Work instructions: What should come back is the data below, word for word, minus any picture.

Source material:

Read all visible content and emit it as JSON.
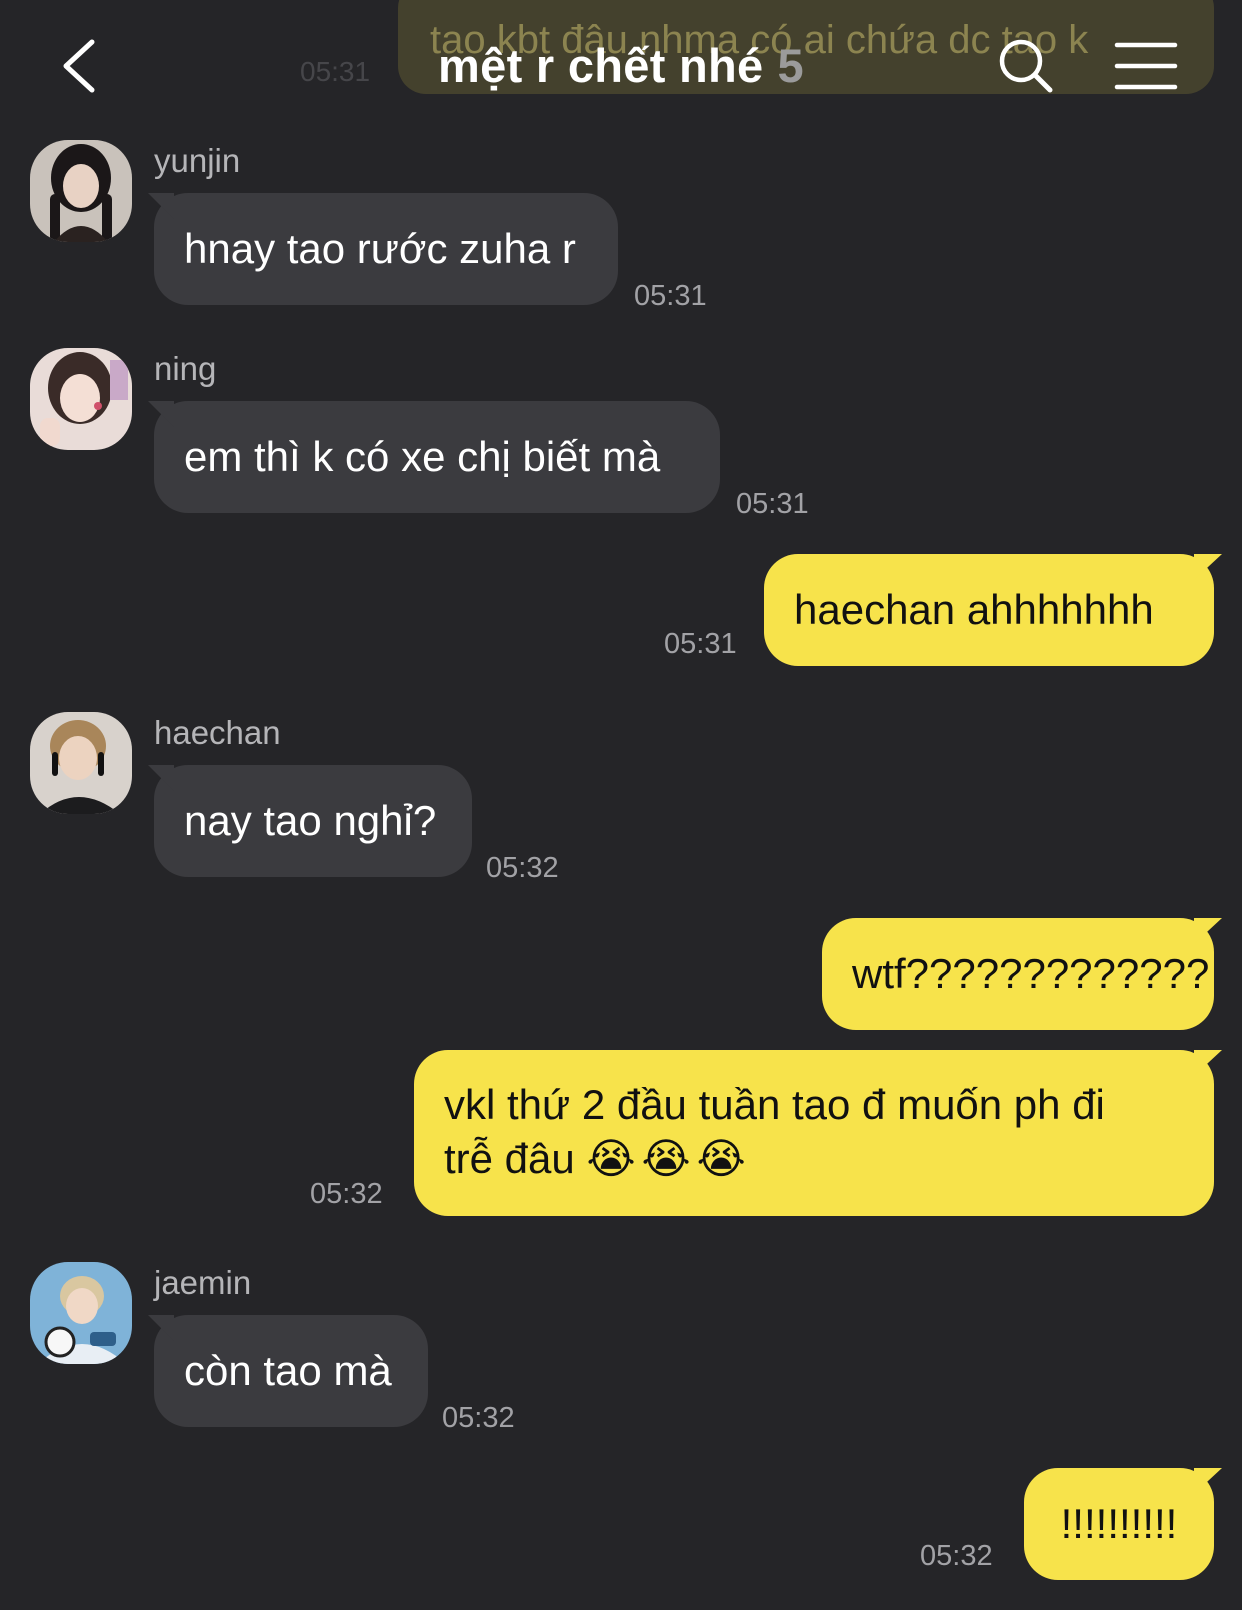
{
  "header": {
    "title": "mệt r chết nhé",
    "member_count": "5",
    "back_icon": "chevron-left-icon",
    "search_icon": "search-icon",
    "menu_icon": "hamburger-menu-icon"
  },
  "previous_message": {
    "text": "tao kbt đâu nhma có ai chứa dc tao k",
    "time": "05:31"
  },
  "messages": [
    {
      "direction": "in",
      "sender": "yunjin",
      "text": "hnay tao rước zuha r",
      "time": "05:31"
    },
    {
      "direction": "in",
      "sender": "ning",
      "text": "em thì k có xe chị biết mà",
      "time": "05:31"
    },
    {
      "direction": "out",
      "text": "haechan ahhhhhhh",
      "time": "05:31"
    },
    {
      "direction": "in",
      "sender": "haechan",
      "text": "nay tao nghỉ?",
      "time": "05:32"
    },
    {
      "direction": "out",
      "text": "wtf?????????????",
      "time": ""
    },
    {
      "direction": "out",
      "text_line1": "vkl thứ 2 đầu tuần tao đ muốn ph đi",
      "text_line2": "trễ đâu",
      "emoji": "😭😭😭",
      "time": "05:32"
    },
    {
      "direction": "in",
      "sender": "jaemin",
      "text": "còn tao mà",
      "time": "05:32"
    },
    {
      "direction": "out",
      "text": "!!!!!!!!!!",
      "time": "05:32"
    }
  ],
  "colors": {
    "background": "#252528",
    "incoming_bubble": "#3b3b3f",
    "outgoing_bubble": "#f7e34b",
    "timestamp": "#a2a2a6"
  }
}
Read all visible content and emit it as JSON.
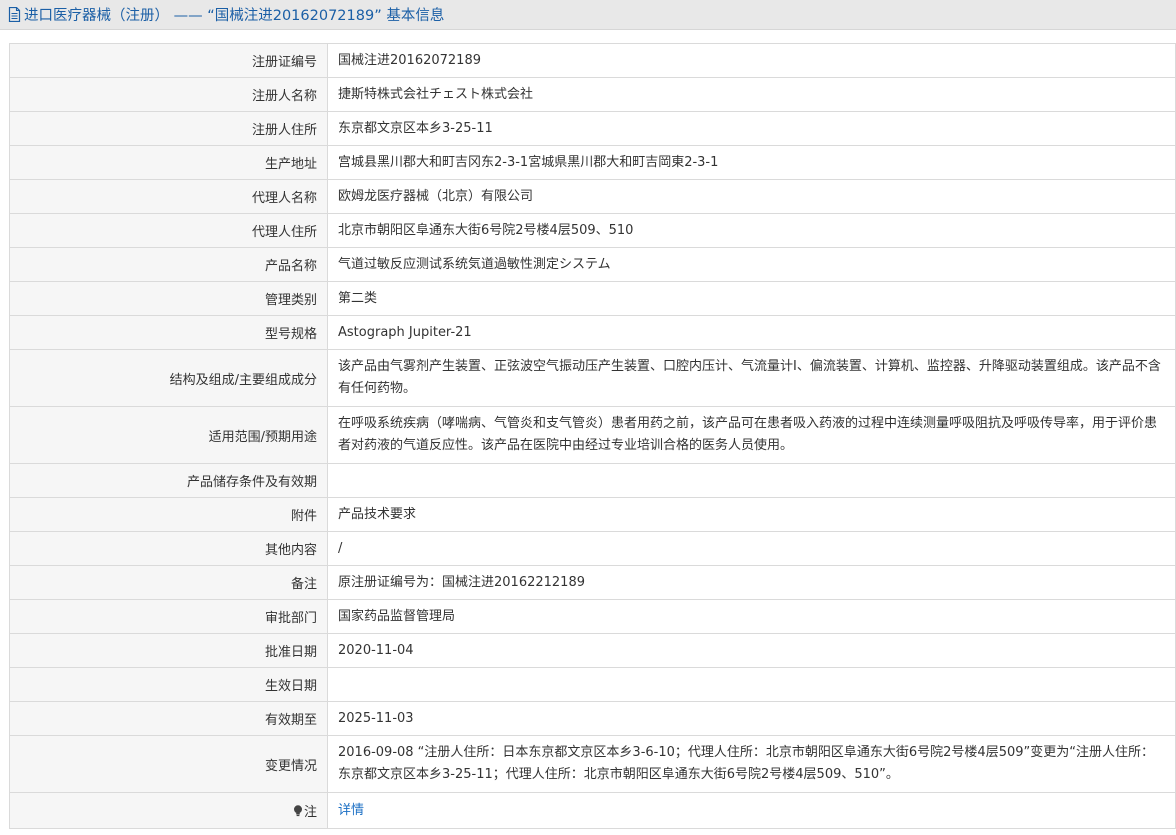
{
  "header": {
    "title": "进口医疗器械（注册） —— “国械注进20162072189” 基本信息",
    "icon": "document-icon"
  },
  "rows": [
    {
      "label": "注册证编号",
      "value": "国械注进20162072189"
    },
    {
      "label": "注册人名称",
      "value": "捷斯特株式会社チェスト株式会社"
    },
    {
      "label": "注册人住所",
      "value": "东京都文京区本乡3-25-11"
    },
    {
      "label": "生产地址",
      "value": "宫城县黑川郡大和町吉冈东2-3-1宮城県黒川郡大和町吉岡東2-3-1"
    },
    {
      "label": "代理人名称",
      "value": "欧姆龙医疗器械（北京）有限公司"
    },
    {
      "label": "代理人住所",
      "value": "北京市朝阳区阜通东大街6号院2号楼4层509、510"
    },
    {
      "label": "产品名称",
      "value": "气道过敏反应测试系统気道過敏性測定システム"
    },
    {
      "label": "管理类别",
      "value": "第二类"
    },
    {
      "label": "型号规格",
      "value": "Astograph Jupiter-21"
    },
    {
      "label": "结构及组成/主要组成成分",
      "value": "该产品由气雾剂产生装置、正弦波空气振动压产生装置、口腔内压计、气流量计Ⅰ、偏流装置、计算机、监控器、升降驱动装置组成。该产品不含有任何药物。"
    },
    {
      "label": "适用范围/预期用途",
      "value": "在呼吸系统疾病（哮喘病、气管炎和支气管炎）患者用药之前，该产品可在患者吸入药液的过程中连续测量呼吸阻抗及呼吸传导率，用于评价患者对药液的气道反应性。该产品在医院中由经过专业培训合格的医务人员使用。"
    },
    {
      "label": "产品储存条件及有效期",
      "value": ""
    },
    {
      "label": "附件",
      "value": "产品技术要求"
    },
    {
      "label": "其他内容",
      "value": "/"
    },
    {
      "label": "备注",
      "value": "原注册证编号为：国械注进20162212189"
    },
    {
      "label": "审批部门",
      "value": "国家药品监督管理局"
    },
    {
      "label": "批准日期",
      "value": "2020-11-04"
    },
    {
      "label": "生效日期",
      "value": ""
    },
    {
      "label": "有效期至",
      "value": "2025-11-03"
    },
    {
      "label": "变更情况",
      "value": "2016-09-08 “注册人住所：日本东京都文京区本乡3-6-10；代理人住所：北京市朝阳区阜通东大街6号院2号楼4层509”变更为“注册人住所：东京都文京区本乡3-25-11；代理人住所：北京市朝阳区阜通东大街6号院2号楼4层509、510”。"
    }
  ],
  "note": {
    "label": "注",
    "icon": "lightbulb-icon",
    "link_text": "详情",
    "link_color": "#1b6fc4"
  },
  "colors": {
    "header_bg": "#e8e8e8",
    "header_text": "#1b5fa6",
    "label_bg": "#f6f6f6",
    "border": "#dadada"
  }
}
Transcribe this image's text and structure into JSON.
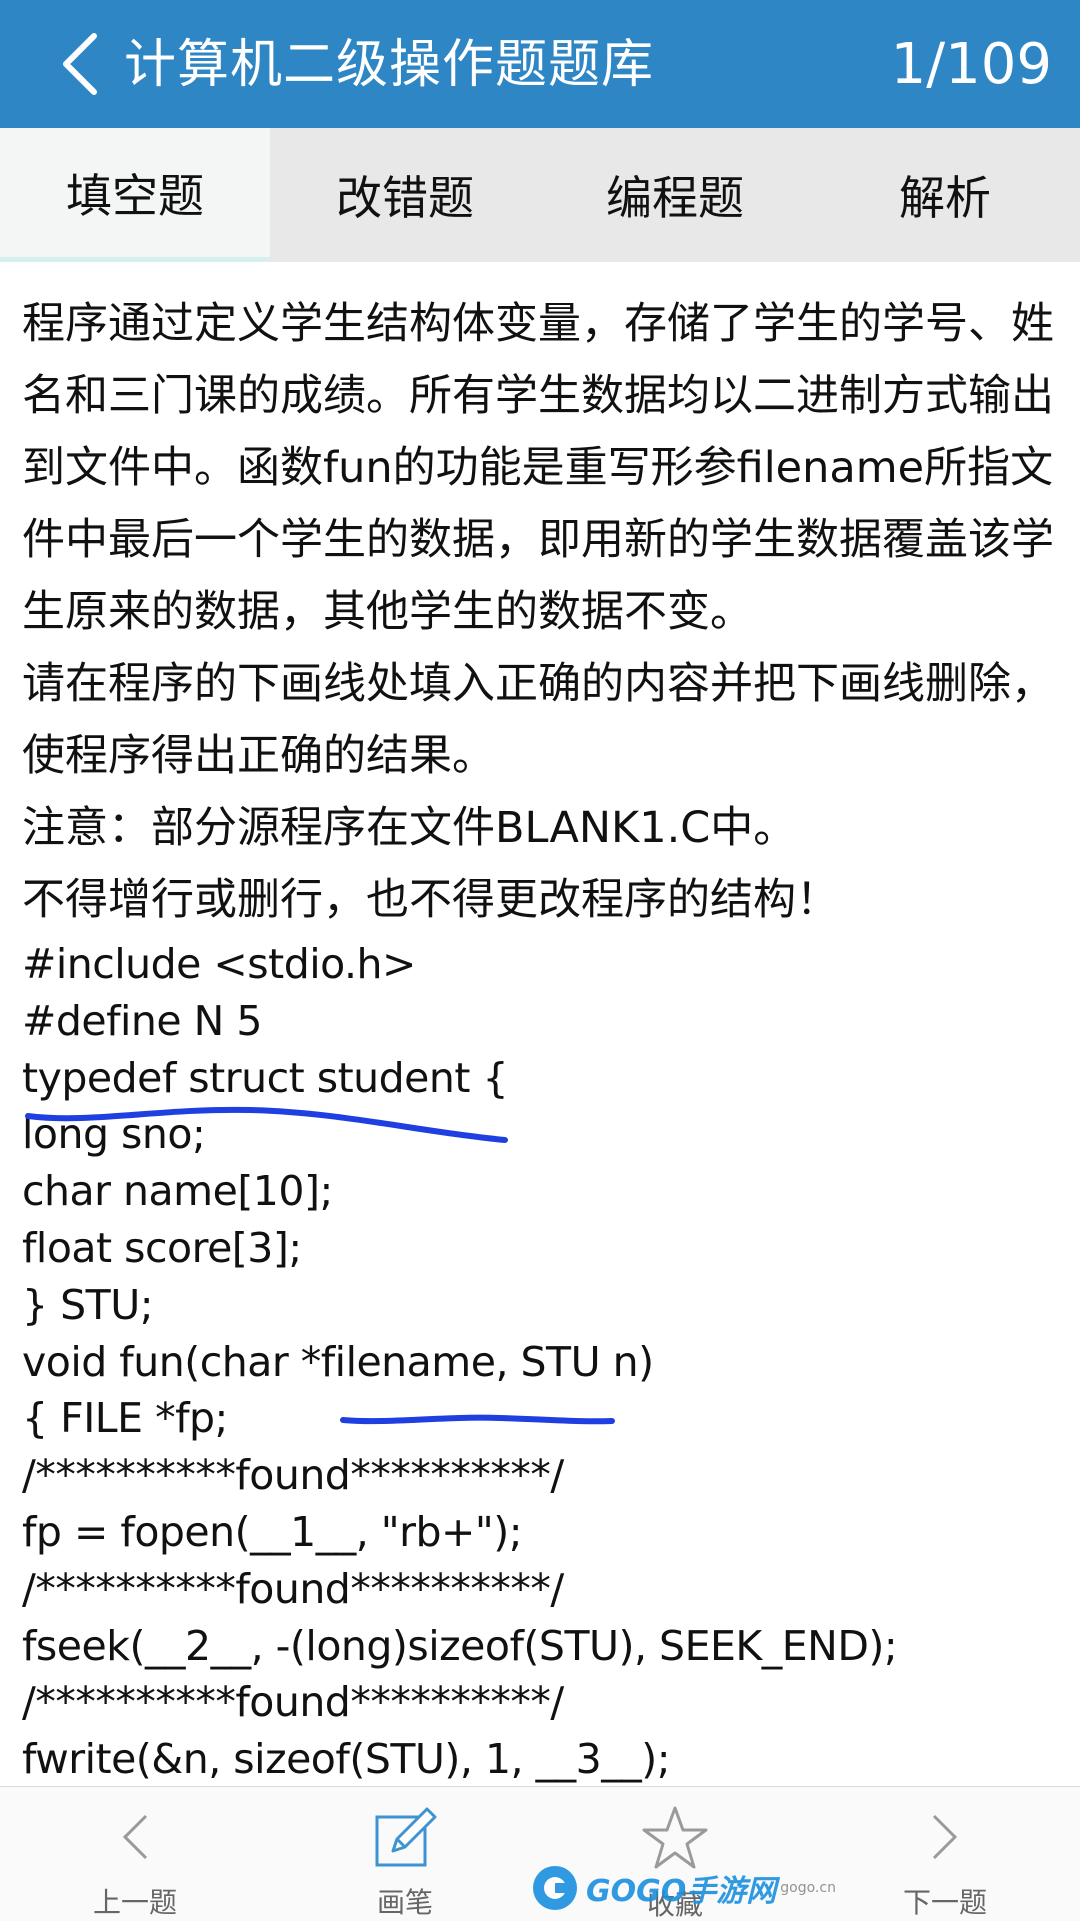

Solution to this exercise:
Read all visible content and emit it as JSON.
{
  "header": {
    "title": "mệt r chết nhé",
    "member_count": "5",
    "back_icon": "chevron-left-icon",
    "search_icon": "search-icon",
    "menu_icon": "hamburger-menu-icon"
  },
  "previous_message": {
    "text": "tao kbt đâu nhma có ai chứa dc tao k",
    "time": "05:31"
  },
  "messages": [
    {
      "direction": "in",
      "sender": "yunjin",
      "text": "hnay tao rước zuha r",
      "time": "05:31"
    },
    {
      "direction": "in",
      "sender": "ning",
      "text": "em thì k có xe chị biết mà",
      "time": "05:31"
    },
    {
      "direction": "out",
      "text": "haechan ahhhhhhh",
      "time": "05:31"
    },
    {
      "direction": "in",
      "sender": "haechan",
      "text": "nay tao nghỉ?",
      "time": "05:32"
    },
    {
      "direction": "out",
      "text": "wtf?????????????",
      "time": ""
    },
    {
      "direction": "out",
      "text_line1": "vkl thứ 2 đầu tuần tao đ muốn ph đi",
      "text_line2": "trễ đâu",
      "emoji": "😭😭😭",
      "time": "05:32"
    },
    {
      "direction": "in",
      "sender": "jaemin",
      "text": "còn tao mà",
      "time": "05:32"
    },
    {
      "direction": "out",
      "text": "!!!!!!!!!!",
      "time": "05:32"
    }
  ],
  "colors": {
    "background": "#252528",
    "incoming_bubble": "#3b3b3f",
    "outgoing_bubble": "#f7e34b",
    "timestamp": "#a2a2a6"
  }
}
Read all visible content and emit it as JSON.
{
  "header": {
    "title": "进口医疗器械（注册） —— “国械注进20162072189” 基本信息",
    "icon": "document-icon"
  },
  "rows": [
    {
      "label": "注册证编号",
      "value": "国械注进20162072189"
    },
    {
      "label": "注册人名称",
      "value": "捷斯特株式会社チェスト株式会社"
    },
    {
      "label": "注册人住所",
      "value": "东京都文京区本乡3-25-11"
    },
    {
      "label": "生产地址",
      "value": "宫城县黑川郡大和町吉冈东2-3-1宮城県黒川郡大和町吉岡東2-3-1"
    },
    {
      "label": "代理人名称",
      "value": "欧姆龙医疗器械（北京）有限公司"
    },
    {
      "label": "代理人住所",
      "value": "北京市朝阳区阜通东大街6号院2号楼4层509、510"
    },
    {
      "label": "产品名称",
      "value": "气道过敏反应测试系统気道過敏性測定システム"
    },
    {
      "label": "管理类别",
      "value": "第二类"
    },
    {
      "label": "型号规格",
      "value": "Astograph Jupiter-21"
    },
    {
      "label": "结构及组成/主要组成成分",
      "value": "该产品由气雾剂产生装置、正弦波空气振动压产生装置、口腔内压计、气流量计Ⅰ、偏流装置、计算机、监控器、升降驱动装置组成。该产品不含有任何药物。"
    },
    {
      "label": "适用范围/预期用途",
      "value": "在呼吸系统疾病（哮喘病、气管炎和支气管炎）患者用药之前，该产品可在患者吸入药液的过程中连续测量呼吸阻抗及呼吸传导率，用于评价患者对药液的气道反应性。该产品在医院中由经过专业培训合格的医务人员使用。"
    },
    {
      "label": "产品储存条件及有效期",
      "value": ""
    },
    {
      "label": "附件",
      "value": "产品技术要求"
    },
    {
      "label": "其他内容",
      "value": "/"
    },
    {
      "label": "备注",
      "value": "原注册证编号为：国械注进20162212189"
    },
    {
      "label": "审批部门",
      "value": "国家药品监督管理局"
    },
    {
      "label": "批准日期",
      "value": "2020-11-04"
    },
    {
      "label": "生效日期",
      "value": ""
    },
    {
      "label": "有效期至",
      "value": "2025-11-03"
    },
    {
      "label": "变更情况",
      "value": "2016-09-08 “注册人住所：日本东京都文京区本乡3-6-10；代理人住所：北京市朝阳区阜通东大街6号院2号楼4层509”变更为“注册人住所：东京都文京区本乡3-25-11；代理人住所：北京市朝阳区阜通东大街6号院2号楼4层509、510”。"
    }
  ],
  "note": {
    "label": "注",
    "icon": "lightbulb-icon",
    "link_text": "详情",
    "link_color": "#1b6fc4"
  },
  "colors": {
    "header_bg": "#e8e8e8",
    "header_text": "#1b5fa6",
    "label_bg": "#f6f6f6",
    "border": "#dadada"
  }
}
Transcribe this image's text and structure into JSON.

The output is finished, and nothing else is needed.